AS YOU read this we’re just 24 hours away from learning who the new leader of the Welsh Labour – and presumptive new first minister – will be.

Mark Drakeford is still the bookies’ favourite, but it hasn’t quite been the coronation some of us feared when Carwyn Jones announced he was quitting eight long months ago. Both Vaughan Gething and Eluned Morgan have put in strong showings and some people much smarter than me are predicting it could be a pretty close race.

The powerful Corbynista pressure group Momentum has got behind Mr Drakeford in a big, even aggressive, way, and this could be enough to swing it in his favour.

But the real test will be if one candidate doesn’t get more than 50 per cent of the vote.

If this happens, the candidate with the lowest number of votes will be eliminated and the second-choice votes of those who picked them as their first choice – party members have been allowed to rank the candidates in order of preference on their ballot paper – will be counted instead.

If this happens, there’s a very good chance Mr Drakeford won’t win.

Anecdotally, the people who have picked either Mr Gething or Ms Morgan as their first choice have been likely to pick the other as their second as they’re both far more centrist than the Mr Drakeford, an openly old-school socialist.

And, if the vote is as close as some have been predicting, this might be more likely than some expect.

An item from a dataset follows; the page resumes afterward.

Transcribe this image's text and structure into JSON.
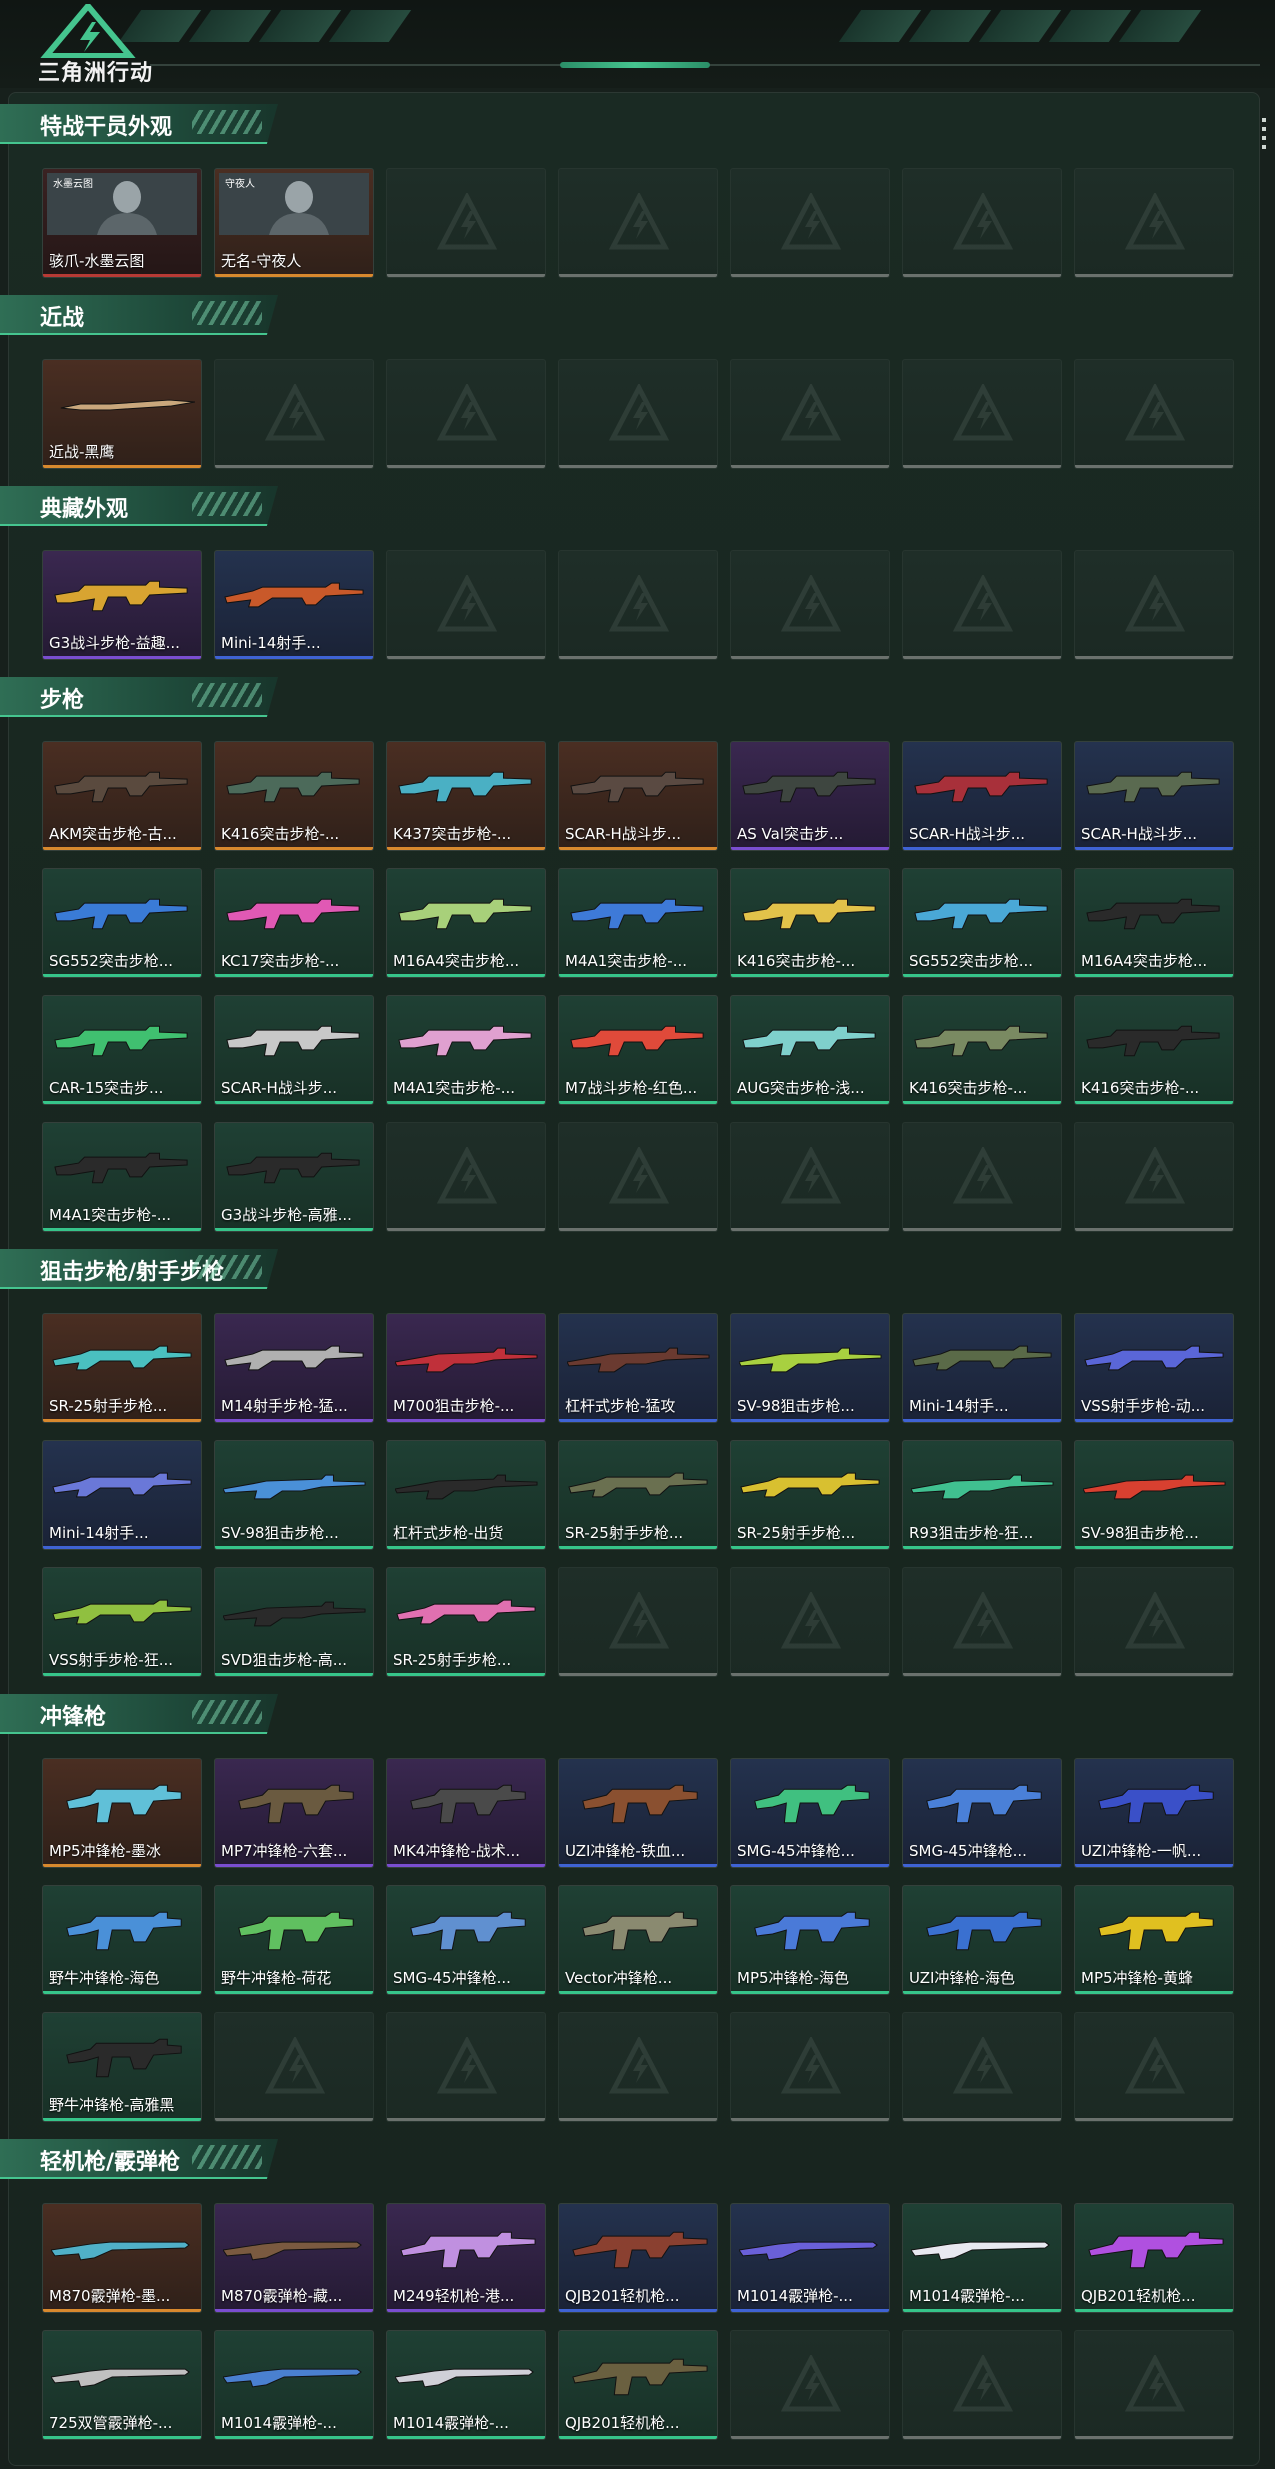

Ever since Carwyn Jones announced at the Labour conference in April he was stepping down as first minister, many have been talking of a Mark Drakeford-led Welsh Government as an inevitability.

Mr Drakeford has long been seen as the heir apparent to both Carwyn Jones and his own political mentor Rhodri Morgan, and the number of nominations he received meant it was difficult for anyone else to even get their names on the ballot paper. If Carwyn Jones himself hadn’t stepped in to lend Eluned Morgan his nomination it would have been a two-horse race.

This – along with reports of a few other dirty tricks on the part of the pro-Drakeford camp, such as encouraging voters not to name a second or third preference – have alienated more than a few in Welsh Labour, and could be enough to push those on the fence away from him into the arms of one of his competitors.

So, while a Mark Drakeford victory seemed to almost be a done deal a few months ago, this looks much less the case now.

Of course, we have to remember the winner is not necessarily guaranteed to be appointed as the new first minister.

A vote will be held in the Senedd in this regard next week, and I understand both Plaid Cymru and the Welsh Conservatives will put their respective leaders Adam Price and Paul Davies up for the role.

While the maths in the Assembly means Labour’s candidate - whether it’s Mark Drakeford, Vaughan Gething or Eluned Morgan - will get the role, the voting record will be scrutinised with interest.

Meanwhile, the circumstances of Carwyn Jones’ departure appear to be far from what he was hoping for.

He’d said repeatedly he wanted to make a decision on the M4 relief road before he leaves office - which we learned yesterday now isn’t going to happen.

And Mr Jones also reportedly wanted the inquiry into the circumstances around the death of Carl Sargeant last November done and dusted before he stepped down so he could leave office with a clean record and a clear conscience.

But there’s no sign of this being anywhere near done - with the inquest into the former minister’s death adjourned last week so Mr Jones can return and give more evidence - so it won’t be until he’s a lowly backbench AM that this happens.

In April it looked like Mr Jones was hoping he’d be able to leave with his head held high.

Sadly for him, it seems like this will be far from the case.